A reader writes:
I’m looking to relocate back to where my family lives. How do I get employers to even consider me when I’m not local? I’m considering using my relative’s address on my resume, but I’ve seen conflicting advice.
I’ve seen conflicting things on this too. My own experience is that I’m not crazy about it when I think a candidate is local, and I call and find that they’re actually across the country and will have to fly in for the interview. I’m not usually averse to doing that, but I like to know it up front. On the flip side, I know from experience that it’s crazy-hard to get a job when you’re not local; I moved from LA to Milwaukee, then Milwaukee to DC, and then DC back to Milwaukee, and it sucked each time. It’s even harder in this economy.

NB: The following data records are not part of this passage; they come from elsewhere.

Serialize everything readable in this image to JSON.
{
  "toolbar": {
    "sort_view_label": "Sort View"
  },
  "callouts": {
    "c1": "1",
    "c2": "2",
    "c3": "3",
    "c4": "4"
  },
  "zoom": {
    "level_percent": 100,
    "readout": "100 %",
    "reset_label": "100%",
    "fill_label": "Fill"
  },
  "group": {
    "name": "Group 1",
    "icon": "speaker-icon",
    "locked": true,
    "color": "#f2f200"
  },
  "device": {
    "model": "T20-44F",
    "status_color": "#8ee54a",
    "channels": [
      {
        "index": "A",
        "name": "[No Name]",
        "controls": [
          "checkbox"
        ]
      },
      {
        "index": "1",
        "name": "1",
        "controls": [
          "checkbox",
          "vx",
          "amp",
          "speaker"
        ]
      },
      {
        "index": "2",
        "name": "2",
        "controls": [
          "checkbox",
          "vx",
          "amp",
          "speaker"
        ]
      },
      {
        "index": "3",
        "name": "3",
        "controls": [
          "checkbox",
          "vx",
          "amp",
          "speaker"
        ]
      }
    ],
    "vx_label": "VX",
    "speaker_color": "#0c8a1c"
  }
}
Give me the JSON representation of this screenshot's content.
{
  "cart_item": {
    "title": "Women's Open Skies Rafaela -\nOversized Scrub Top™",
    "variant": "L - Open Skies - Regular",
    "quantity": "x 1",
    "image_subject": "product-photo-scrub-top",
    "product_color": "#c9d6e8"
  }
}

So I think the answer depends on how far away you are, how firm your relocation plans are (do you have a drop-dead date, or are you waiting until you get a job?), and what you’d do once you got the job. I knew someone who was moving from Milwaukee to Minneapolis, and she used her parents’ address up there. She drove up for the interviews, and when she got the job, she stayed with them and started in two weeks just like a local candidate. I’m not sure they EVER realized she wasn’t local. If you’re 3,000 miles away and would need to move a family of six and sell a home and find a piano mover…well, that’s a tougher sell.
It also depends on the market you’re going to. In places where lots of people want to move to (like NYC, DC, LA), employers tend to dismiss anyone who isn’t already local. Here in Milwaukee and in other less glamorous places, employers tend to be a little more open to out-of-state candidates. Your field also matters; if you’re an HR person…well, the world is full of those, so they can find all they need locally. If you’re a chemical engineer who specializes in latex manufacturing, you have some leeway. Most people are somewhere in between.
In some circumstances, you may also be able to leave the address off altogether. This won’t work for jobs where you have to fill out an online application, but if you’re just emailing a resume, you can get a local phone number through Skype, and just use that and your email address on the resume. I always know what’s up when I see resumes like that, but at least it shows me that you’re serious about moving to the area, and not just sending out resumes to every job in the country. If you do this, be sure to explain in your cover letter that you’re looking to move back to be closer to family, because that’s another sign that there’s a reason for your move.
For jobs where you have to provide an address, try using the relative’s address and see if it works in the area and field that you’re targeting. The worst that happens is that they don’t want you…but people who don’t want you when they find out you’re not local are people who probably wouldn’t have wanted you if you’d used your current address anyway, so you’re probably not out much.
Photo by Photo Denbow